[DATA TO PROCESS — start]

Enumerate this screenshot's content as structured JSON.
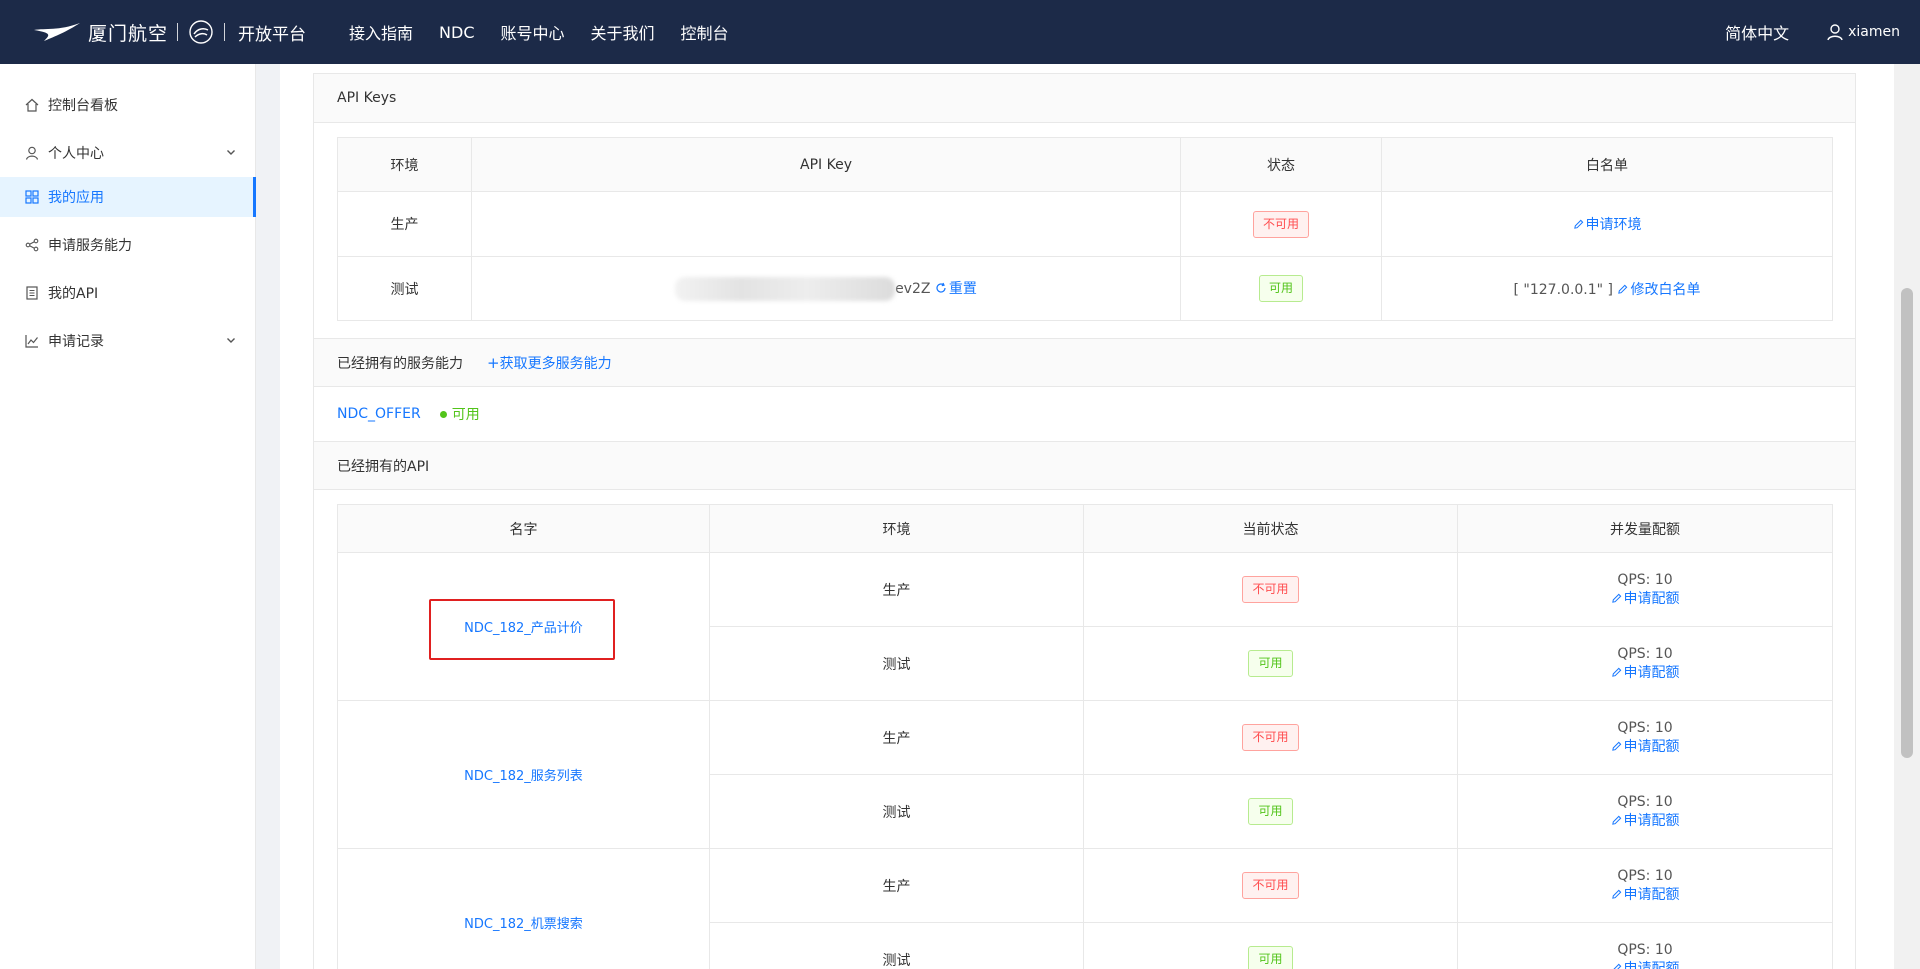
{
  "header": {
    "brand": "厦门航空",
    "platform": "开放平台",
    "nav": [
      "接入指南",
      "NDC",
      "账号中心",
      "关于我们",
      "控制台"
    ],
    "language": "简体中文",
    "username": "xiamen"
  },
  "sidebar": {
    "items": [
      {
        "label": "控制台看板",
        "icon": "home-icon"
      },
      {
        "label": "个人中心",
        "icon": "user-icon",
        "expandable": true
      },
      {
        "label": "我的应用",
        "icon": "app-grid-icon",
        "active": true
      },
      {
        "label": "申请服务能力",
        "icon": "share-icon"
      },
      {
        "label": "我的API",
        "icon": "document-icon"
      },
      {
        "label": "申请记录",
        "icon": "line-chart-icon",
        "expandable": true
      }
    ]
  },
  "api_keys": {
    "title": "API Keys",
    "columns": [
      "环境",
      "API Key",
      "状态",
      "白名单"
    ],
    "rows": [
      {
        "env": "生产",
        "key_suffix": "",
        "status": "不可用",
        "status_type": "unavailable",
        "whitelist_action": "申请环境",
        "whitelist_value": ""
      },
      {
        "env": "测试",
        "key_suffix": "ev2Z",
        "reset_label": "重置",
        "status": "可用",
        "status_type": "available",
        "whitelist_value": "[ \"127.0.0.1\" ]",
        "whitelist_action": "修改白名单"
      }
    ]
  },
  "services": {
    "title": "已经拥有的服务能力",
    "more_link": "获取更多服务能力",
    "items": [
      {
        "name": "NDC_OFFER",
        "status": "可用"
      }
    ]
  },
  "apis": {
    "title": "已经拥有的API",
    "columns": [
      "名字",
      "环境",
      "当前状态",
      "并发量配额"
    ],
    "groups": [
      {
        "name": "NDC_182_产品计价",
        "highlighted": true,
        "rows": [
          {
            "env": "生产",
            "status": "不可用",
            "quota": "QPS: 10",
            "action": "申请配额"
          },
          {
            "env": "测试",
            "status": "可用",
            "quota": "QPS: 10",
            "action": "申请配额"
          }
        ]
      },
      {
        "name": "NDC_182_服务列表",
        "rows": [
          {
            "env": "生产",
            "status": "不可用",
            "quota": "QPS: 10",
            "action": "申请配额"
          },
          {
            "env": "测试",
            "status": "可用",
            "quota": "QPS: 10",
            "action": "申请配额"
          }
        ]
      },
      {
        "name": "NDC_182_机票搜索",
        "rows": [
          {
            "env": "生产",
            "status": "不可用",
            "quota": "QPS: 10",
            "action": "申请配额"
          },
          {
            "env": "测试",
            "status": "可用",
            "quota": "QPS: 10",
            "action": "申请配额"
          }
        ]
      }
    ]
  },
  "colors": {
    "header_bg": "#1c2a48",
    "primary": "#1677ff",
    "unavailable": "#ff4d4f",
    "available": "#52c41a",
    "highlight_box": "#e02020"
  }
}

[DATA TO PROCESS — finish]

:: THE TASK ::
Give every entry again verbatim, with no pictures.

:: SOLVED EXERCISE ::
Enumerate this screenshot's content as structured JSON.
{
  "header": {
    "brand": "厦门航空",
    "platform": "开放平台",
    "nav": [
      "接入指南",
      "NDC",
      "账号中心",
      "关于我们",
      "控制台"
    ],
    "language": "简体中文",
    "username": "xiamen"
  },
  "sidebar": {
    "items": [
      {
        "label": "控制台看板",
        "icon": "home-icon"
      },
      {
        "label": "个人中心",
        "icon": "user-icon",
        "expandable": true
      },
      {
        "label": "我的应用",
        "icon": "app-grid-icon",
        "active": true
      },
      {
        "label": "申请服务能力",
        "icon": "share-icon"
      },
      {
        "label": "我的API",
        "icon": "document-icon"
      },
      {
        "label": "申请记录",
        "icon": "line-chart-icon",
        "expandable": true
      }
    ]
  },
  "api_keys": {
    "title": "API Keys",
    "columns": [
      "环境",
      "API Key",
      "状态",
      "白名单"
    ],
    "rows": [
      {
        "env": "生产",
        "key_suffix": "",
        "status": "不可用",
        "status_type": "unavailable",
        "whitelist_action": "申请环境",
        "whitelist_value": ""
      },
      {
        "env": "测试",
        "key_suffix": "ev2Z",
        "reset_label": "重置",
        "status": "可用",
        "status_type": "available",
        "whitelist_value": "[ \"127.0.0.1\" ]",
        "whitelist_action": "修改白名单"
      }
    ]
  },
  "services": {
    "title": "已经拥有的服务能力",
    "more_link": "获取更多服务能力",
    "items": [
      {
        "name": "NDC_OFFER",
        "status": "可用"
      }
    ]
  },
  "apis": {
    "title": "已经拥有的API",
    "columns": [
      "名字",
      "环境",
      "当前状态",
      "并发量配额"
    ],
    "groups": [
      {
        "name": "NDC_182_产品计价",
        "highlighted": true,
        "rows": [
          {
            "env": "生产",
            "status": "不可用",
            "quota": "QPS: 10",
            "action": "申请配额"
          },
          {
            "env": "测试",
            "status": "可用",
            "quota": "QPS: 10",
            "action": "申请配额"
          }
        ]
      },
      {
        "name": "NDC_182_服务列表",
        "rows": [
          {
            "env": "生产",
            "status": "不可用",
            "quota": "QPS: 10",
            "action": "申请配额"
          },
          {
            "env": "测试",
            "status": "可用",
            "quota": "QPS: 10",
            "action": "申请配额"
          }
        ]
      },
      {
        "name": "NDC_182_机票搜索",
        "rows": [
          {
            "env": "生产",
            "status": "不可用",
            "quota": "QPS: 10",
            "action": "申请配额"
          },
          {
            "env": "测试",
            "status": "可用",
            "quota": "QPS: 10",
            "action": "申请配额"
          }
        ]
      }
    ]
  },
  "colors": {
    "header_bg": "#1c2a48",
    "primary": "#1677ff",
    "unavailable": "#ff4d4f",
    "available": "#52c41a",
    "highlight_box": "#e02020"
  }
}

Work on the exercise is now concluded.